On a January 1967 patrol in a remote valley of the highland wilds in Binh Dinh province, South Vietnam, miles from any friendly force, United States Army infantryman Stephen Saunders screamed inside his head, “‘Nobody cough or move.’” His inner voice was trying to reach the inner ears of Ski and Hays, the other two members of three-man “pony team.” What he had just seen was a khaki-clad NVA soldier toting an SKS rifle four feet in front of and above him on a trail. Thankfully, his comrades somehow heard. He recalls that event regularly now in his Garnavillo, Iowa, home.
On May 8, 2004, in her home near Keysville, Virginia, Deanna Schwartz “woke suddenly, thinking I heard someone tell me to ‘pray.’ I looked at my alarm clock on the nightstand beside my bed. It said 4:00 a.m., much too early to get up. . . . Without thought or question as to why I did what I was asked to do, I prayed to God, ‘Please take care of my boy [serving with the Army National Guard in Iraq]’, then slipped back into a peaceful sleep.” Weeks later she would realize that 12:00 a.m. Iraq time was the same time she had been asked to pray. “Chill bumps traveled up my arm. Did I save Dean from death by praying?”
When, in the fall of 2015, Longwood University (Farmville, Virginia) and Military Experience and the Arts put out a call to military, veterans, and family members to tell their stories, we were uncertain about who, if anyone, would respond. We named this effort “Home and Abroad” to emphasize that we wanted to learn about the personal experiences of those who served overseas in the military and those who supported them stateside. We have been surprised at the numbers of individuals who have contacted us and by the power of their stories.
In 2015 Thomas Bragg of Blackstone, Virginia, might have been hearing his own voice when he read for the first time a 1969 Newsweek story with the headline, “Death in a Quiet Week.“ The reporter quotes “a close friend” of Edward Bartholomew Lama, from Mundelein, IL: “‘He was an unusual guy. You liked him from the first time you laid eyes on him. He could tell if you were feeling depressed or if there was anything wrong. And he could almost kid new men into forgetting they were in the Army.’” Thomas Bragg and Eddie Lama were fast friends until Eddie was killed in July 1969. Forty-six years later Thomas wanted to bring back his friend’s voice. He began by scrutinizing the photos they had taken with Polaroid cameras during their tour. Contacting members of the Lama family and childhood friends, he was able to put his fellow soldier’s story into words. He concludes in “Keeping it Lively: The Hunt for Eddie Lama” that he hopes his account of his friend’s life has made “him lively again” (25).

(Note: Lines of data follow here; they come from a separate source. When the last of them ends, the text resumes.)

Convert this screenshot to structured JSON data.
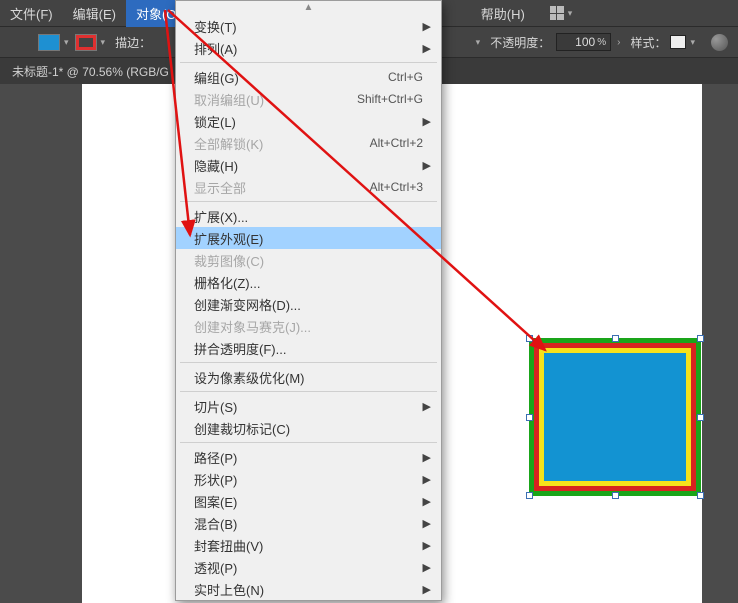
{
  "menubar": {
    "file": "文件(F)",
    "edit": "编辑(E)",
    "object": "对象(O)",
    "help": "帮助(H)"
  },
  "toolbar": {
    "stroke_label": "描边：",
    "opacity_label": "不透明度：",
    "opacity_value": "100",
    "style_label": "样式："
  },
  "doc_tab": "未标题-1* @ 70.56% (RGB/G",
  "dropdown": {
    "transform": "变换(T)",
    "arrange": "排列(A)",
    "group": "编组(G)",
    "group_sc": "Ctrl+G",
    "ungroup": "取消编组(U)",
    "ungroup_sc": "Shift+Ctrl+G",
    "lock": "锁定(L)",
    "unlock_all": "全部解锁(K)",
    "unlock_all_sc": "Alt+Ctrl+2",
    "hide": "隐藏(H)",
    "show_all": "显示全部",
    "show_all_sc": "Alt+Ctrl+3",
    "expand": "扩展(X)...",
    "expand_appearance": "扩展外观(E)",
    "crop_image": "裁剪图像(C)",
    "rasterize": "栅格化(Z)...",
    "gradient_mesh": "创建渐变网格(D)...",
    "mosaic": "创建对象马赛克(J)...",
    "flatten": "拼合透明度(F)...",
    "pixel_perfect": "设为像素级优化(M)",
    "slice": "切片(S)",
    "trim_marks": "创建裁切标记(C)",
    "path": "路径(P)",
    "shape": "形状(P)",
    "pattern": "图案(E)",
    "blend": "混合(B)",
    "envelope": "封套扭曲(V)",
    "perspective": "透视(P)",
    "live_paint": "实时上色(N)"
  }
}
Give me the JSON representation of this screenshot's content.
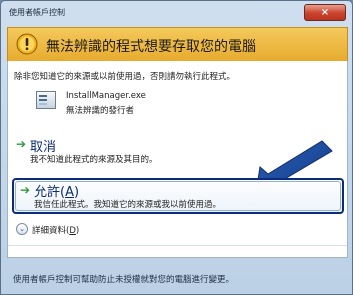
{
  "window": {
    "title": "使用者帳戶控制",
    "close_glyph": "×"
  },
  "banner": {
    "icon": "shield-warning-icon",
    "title": "無法辨識的程式想要存取您的電腦"
  },
  "intro_text": "除非您知道它的來源或以前使用過，否則請勿執行此程式。",
  "app": {
    "icon": "application-icon",
    "name": "InstallManager.exe",
    "publisher": "無法辨識的發行者"
  },
  "options": {
    "cancel": {
      "title": "取消",
      "description": "我不知道此程式的來源及其目的。"
    },
    "allow": {
      "title_prefix": "允許(",
      "title_key": "A",
      "title_suffix": ")",
      "description": "我信任此程式。我知道它的來源或我以前使用過。"
    }
  },
  "details": {
    "label_prefix": "詳細資料(",
    "label_key": "D",
    "label_suffix": ")"
  },
  "footer_text": "使用者帳戶控制可幫助防止未授權就對您的電腦進行變更。",
  "colors": {
    "banner": "#e7ab2e",
    "option_title": "#0e2c73",
    "arrow": "#2f9b3a"
  }
}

Who are the readers of these stories of military experience? One other writer can help answer these questions. Hospital chaplain and retired Navy veteran, Willie Smith, Sr. recounts a fictional version of one man’s experience of brutality, using graphic imagery in a terse, powerful poem, “The Patient.” Here a man tells “the visiting chaplain” that, coming out of the shadows, he had surprised his horse, who then turned on him: “He confessed of having only the living witness in him spared from the hoofs and massive muscles / Thrusting up and down from the high heavens, and falling upon his head, arms, wrists, groin, legs—as if all at once . . . “ Bearing “witness” here is not simply easing his conscience about how he has injured people he cares about but also attempting to prevent others from taking similar action. He knows he has hurt his family, perhaps not physically but certainly emotionally. And, like many converts, he hopes to prevent others from imitating his actions.
Home and Abroad authors are bearing witness to the trials, challenges, and rewards of military service. Their readers are fellow members of the military, veterans, and family members, but, perhaps more importantly, our current civilian population, which is often spared such realities. We acknowledge that there are many ways in which citizens serve the nation—as teachers, police, medical personnel, business leaders, laborers, farmers and many more. However, in other professions, individuals have the option of resigning if they feel their work situations are unacceptable. Giving up a job may cost salary, benefits, and future prospects, but members of the military do not have that option except at the end of their current time of enlistment. What they give up to protect our freedoms is their own freedom. Like firefighters and law enforcement officials, they are also volunteering to put themselves in harm’s way. And, unlike in past generations, today’s wars are carried on by a tiny minority of the nation, about 1% of its citizens. The remaining 99% can choose to take for granted what that 1% does. The hope of Home and Abroad is that many of us will agree that citizenship in a country with an all-volunteer military mandates that all understand what is undertaken to protect the nation’s way of life.
More information about Home and Abroad can be obtained from Michael Lund, Professor Emeritus of English at Longwood University and writing workshop director for Military Experience and the Arts, lurdmc [at] longwood.edu.